* _Task directions_
All of the data below is to be written out again exactly.

* _Data provided_
>>>

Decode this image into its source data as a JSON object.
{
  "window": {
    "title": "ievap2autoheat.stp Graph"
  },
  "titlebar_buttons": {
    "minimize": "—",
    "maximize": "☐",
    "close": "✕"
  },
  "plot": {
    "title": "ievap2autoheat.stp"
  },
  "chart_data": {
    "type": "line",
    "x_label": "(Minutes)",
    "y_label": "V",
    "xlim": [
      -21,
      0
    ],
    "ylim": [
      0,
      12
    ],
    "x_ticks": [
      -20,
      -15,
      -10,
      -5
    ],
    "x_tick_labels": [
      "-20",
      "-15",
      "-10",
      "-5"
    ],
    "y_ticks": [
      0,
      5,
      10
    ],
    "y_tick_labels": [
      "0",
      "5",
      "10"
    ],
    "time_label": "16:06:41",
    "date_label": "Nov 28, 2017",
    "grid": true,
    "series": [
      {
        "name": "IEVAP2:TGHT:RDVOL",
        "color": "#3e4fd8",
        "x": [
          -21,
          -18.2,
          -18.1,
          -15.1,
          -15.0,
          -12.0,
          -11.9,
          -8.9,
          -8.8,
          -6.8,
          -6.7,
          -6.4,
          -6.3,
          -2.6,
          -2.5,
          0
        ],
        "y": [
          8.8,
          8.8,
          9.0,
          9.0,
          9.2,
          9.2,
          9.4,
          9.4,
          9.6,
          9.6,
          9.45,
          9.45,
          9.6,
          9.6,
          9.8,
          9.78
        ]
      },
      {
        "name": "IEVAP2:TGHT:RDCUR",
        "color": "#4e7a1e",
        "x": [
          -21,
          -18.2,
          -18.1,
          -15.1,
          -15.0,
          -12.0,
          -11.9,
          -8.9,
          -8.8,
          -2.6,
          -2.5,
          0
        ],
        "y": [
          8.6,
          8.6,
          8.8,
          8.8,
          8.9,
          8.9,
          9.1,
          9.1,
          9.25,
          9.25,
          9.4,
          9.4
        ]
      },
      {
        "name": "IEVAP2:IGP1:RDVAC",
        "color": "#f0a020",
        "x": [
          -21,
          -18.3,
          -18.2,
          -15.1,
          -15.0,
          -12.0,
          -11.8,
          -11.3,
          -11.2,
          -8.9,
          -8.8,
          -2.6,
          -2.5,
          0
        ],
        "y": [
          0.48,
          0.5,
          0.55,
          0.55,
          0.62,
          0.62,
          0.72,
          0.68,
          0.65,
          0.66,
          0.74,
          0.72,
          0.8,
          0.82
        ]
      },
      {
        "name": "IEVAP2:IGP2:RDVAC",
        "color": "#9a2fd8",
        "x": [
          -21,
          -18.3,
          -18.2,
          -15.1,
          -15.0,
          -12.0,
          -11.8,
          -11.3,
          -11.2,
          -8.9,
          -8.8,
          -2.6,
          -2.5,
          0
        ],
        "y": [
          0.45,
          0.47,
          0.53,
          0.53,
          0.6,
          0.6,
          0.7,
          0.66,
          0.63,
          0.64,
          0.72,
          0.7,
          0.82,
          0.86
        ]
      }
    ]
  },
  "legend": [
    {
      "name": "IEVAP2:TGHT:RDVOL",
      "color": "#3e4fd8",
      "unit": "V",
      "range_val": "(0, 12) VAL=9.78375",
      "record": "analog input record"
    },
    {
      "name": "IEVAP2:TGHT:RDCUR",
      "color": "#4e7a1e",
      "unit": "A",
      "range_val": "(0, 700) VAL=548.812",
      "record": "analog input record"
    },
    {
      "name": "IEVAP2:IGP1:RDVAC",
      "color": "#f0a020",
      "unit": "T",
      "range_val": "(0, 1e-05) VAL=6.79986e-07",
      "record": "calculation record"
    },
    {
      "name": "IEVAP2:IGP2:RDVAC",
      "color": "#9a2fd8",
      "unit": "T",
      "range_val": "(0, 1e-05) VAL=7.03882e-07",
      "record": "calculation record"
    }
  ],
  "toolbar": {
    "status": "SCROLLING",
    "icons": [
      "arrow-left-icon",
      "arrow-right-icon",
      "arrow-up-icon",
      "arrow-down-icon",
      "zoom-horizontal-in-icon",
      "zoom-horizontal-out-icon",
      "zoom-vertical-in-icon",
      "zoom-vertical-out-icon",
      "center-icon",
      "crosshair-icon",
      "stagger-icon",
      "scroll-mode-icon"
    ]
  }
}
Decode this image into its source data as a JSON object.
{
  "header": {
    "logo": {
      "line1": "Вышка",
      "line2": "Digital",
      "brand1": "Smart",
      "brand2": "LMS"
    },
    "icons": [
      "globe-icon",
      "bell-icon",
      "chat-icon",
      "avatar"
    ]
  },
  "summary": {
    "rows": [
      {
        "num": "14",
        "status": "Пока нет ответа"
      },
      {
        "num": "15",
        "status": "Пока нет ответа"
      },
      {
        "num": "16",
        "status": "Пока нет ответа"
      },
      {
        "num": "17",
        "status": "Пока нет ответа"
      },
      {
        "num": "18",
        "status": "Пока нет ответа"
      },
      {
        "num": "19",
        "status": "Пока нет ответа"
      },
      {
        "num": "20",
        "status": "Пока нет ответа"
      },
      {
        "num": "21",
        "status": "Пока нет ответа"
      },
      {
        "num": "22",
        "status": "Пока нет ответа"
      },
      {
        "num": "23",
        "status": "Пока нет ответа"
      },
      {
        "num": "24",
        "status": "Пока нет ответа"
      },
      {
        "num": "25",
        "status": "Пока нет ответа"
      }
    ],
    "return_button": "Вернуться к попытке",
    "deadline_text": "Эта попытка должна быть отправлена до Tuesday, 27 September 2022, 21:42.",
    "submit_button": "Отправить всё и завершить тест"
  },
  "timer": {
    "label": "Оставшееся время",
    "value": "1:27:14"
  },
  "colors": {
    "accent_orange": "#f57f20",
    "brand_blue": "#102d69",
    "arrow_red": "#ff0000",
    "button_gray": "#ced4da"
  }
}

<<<

* _Result_
Decode this image into its source data as a JSON object.
{
  "window": {
    "title": "ievap2autoheat.stp Graph"
  },
  "titlebar_buttons": {
    "minimize": "—",
    "maximize": "☐",
    "close": "✕"
  },
  "plot": {
    "title": "ievap2autoheat.stp"
  },
  "chart_data": {
    "type": "line",
    "x_label": "(Minutes)",
    "y_label": "V",
    "xlim": [
      -21,
      0
    ],
    "ylim": [
      0,
      12
    ],
    "x_ticks": [
      -20,
      -15,
      -10,
      -5
    ],
    "x_tick_labels": [
      "-20",
      "-15",
      "-10",
      "-5"
    ],
    "y_ticks": [
      0,
      5,
      10
    ],
    "y_tick_labels": [
      "0",
      "5",
      "10"
    ],
    "time_label": "16:06:41",
    "date_label": "Nov 28, 2017",
    "grid": true,
    "series": [
      {
        "name": "IEVAP2:TGHT:RDVOL",
        "color": "#3e4fd8",
        "x": [
          -21,
          -18.2,
          -18.1,
          -15.1,
          -15.0,
          -12.0,
          -11.9,
          -8.9,
          -8.8,
          -6.8,
          -6.7,
          -6.4,
          -6.3,
          -2.6,
          -2.5,
          0
        ],
        "y": [
          8.8,
          8.8,
          9.0,
          9.0,
          9.2,
          9.2,
          9.4,
          9.4,
          9.6,
          9.6,
          9.45,
          9.45,
          9.6,
          9.6,
          9.8,
          9.78
        ]
      },
      {
        "name": "IEVAP2:TGHT:RDCUR",
        "color": "#4e7a1e",
        "x": [
          -21,
          -18.2,
          -18.1,
          -15.1,
          -15.0,
          -12.0,
          -11.9,
          -8.9,
          -8.8,
          -2.6,
          -2.5,
          0
        ],
        "y": [
          8.6,
          8.6,
          8.8,
          8.8,
          8.9,
          8.9,
          9.1,
          9.1,
          9.25,
          9.25,
          9.4,
          9.4
        ]
      },
      {
        "name": "IEVAP2:IGP1:RDVAC",
        "color": "#f0a020",
        "x": [
          -21,
          -18.3,
          -18.2,
          -15.1,
          -15.0,
          -12.0,
          -11.8,
          -11.3,
          -11.2,
          -8.9,
          -8.8,
          -2.6,
          -2.5,
          0
        ],
        "y": [
          0.48,
          0.5,
          0.55,
          0.55,
          0.62,
          0.62,
          0.72,
          0.68,
          0.65,
          0.66,
          0.74,
          0.72,
          0.8,
          0.82
        ]
      },
      {
        "name": "IEVAP2:IGP2:RDVAC",
        "color": "#9a2fd8",
        "x": [
          -21,
          -18.3,
          -18.2,
          -15.1,
          -15.0,
          -12.0,
          -11.8,
          -11.3,
          -11.2,
          -8.9,
          -8.8,
          -2.6,
          -2.5,
          0
        ],
        "y": [
          0.45,
          0.47,
          0.53,
          0.53,
          0.6,
          0.6,
          0.7,
          0.66,
          0.63,
          0.64,
          0.72,
          0.7,
          0.82,
          0.86
        ]
      }
    ]
  },
  "legend": [
    {
      "name": "IEVAP2:TGHT:RDVOL",
      "color": "#3e4fd8",
      "unit": "V",
      "range_val": "(0, 12) VAL=9.78375",
      "record": "analog input record"
    },
    {
      "name": "IEVAP2:TGHT:RDCUR",
      "color": "#4e7a1e",
      "unit": "A",
      "range_val": "(0, 700) VAL=548.812",
      "record": "analog input record"
    },
    {
      "name": "IEVAP2:IGP1:RDVAC",
      "color": "#f0a020",
      "unit": "T",
      "range_val": "(0, 1e-05) VAL=6.79986e-07",
      "record": "calculation record"
    },
    {
      "name": "IEVAP2:IGP2:RDVAC",
      "color": "#9a2fd8",
      "unit": "T",
      "range_val": "(0, 1e-05) VAL=7.03882e-07",
      "record": "calculation record"
    }
  ],
  "toolbar": {
    "status": "SCROLLING",
    "icons": [
      "arrow-left-icon",
      "arrow-right-icon",
      "arrow-up-icon",
      "arrow-down-icon",
      "zoom-horizontal-in-icon",
      "zoom-horizontal-out-icon",
      "zoom-vertical-in-icon",
      "zoom-vertical-out-icon",
      "center-icon",
      "crosshair-icon",
      "stagger-icon",
      "scroll-mode-icon"
    ]
  }
}
Decode this image into its source data as a JSON object.
{
  "header": {
    "logo": {
      "line1": "Вышка",
      "line2": "Digital",
      "brand1": "Smart",
      "brand2": "LMS"
    },
    "icons": [
      "globe-icon",
      "bell-icon",
      "chat-icon",
      "avatar"
    ]
  },
  "summary": {
    "rows": [
      {
        "num": "14",
        "status": "Пока нет ответа"
      },
      {
        "num": "15",
        "status": "Пока нет ответа"
      },
      {
        "num": "16",
        "status": "Пока нет ответа"
      },
      {
        "num": "17",
        "status": "Пока нет ответа"
      },
      {
        "num": "18",
        "status": "Пока нет ответа"
      },
      {
        "num": "19",
        "status": "Пока нет ответа"
      },
      {
        "num": "20",
        "status": "Пока нет ответа"
      },
      {
        "num": "21",
        "status": "Пока нет ответа"
      },
      {
        "num": "22",
        "status": "Пока нет ответа"
      },
      {
        "num": "23",
        "status": "Пока нет ответа"
      },
      {
        "num": "24",
        "status": "Пока нет ответа"
      },
      {
        "num": "25",
        "status": "Пока нет ответа"
      }
    ],
    "return_button": "Вернуться к попытке",
    "deadline_text": "Эта попытка должна быть отправлена до Tuesday, 27 September 2022, 21:42.",
    "submit_button": "Отправить всё и завершить тест"
  },
  "timer": {
    "label": "Оставшееся время",
    "value": "1:27:14"
  },
  "colors": {
    "accent_orange": "#f57f20",
    "brand_blue": "#102d69",
    "arrow_red": "#ff0000",
    "button_gray": "#ced4da"
  }
}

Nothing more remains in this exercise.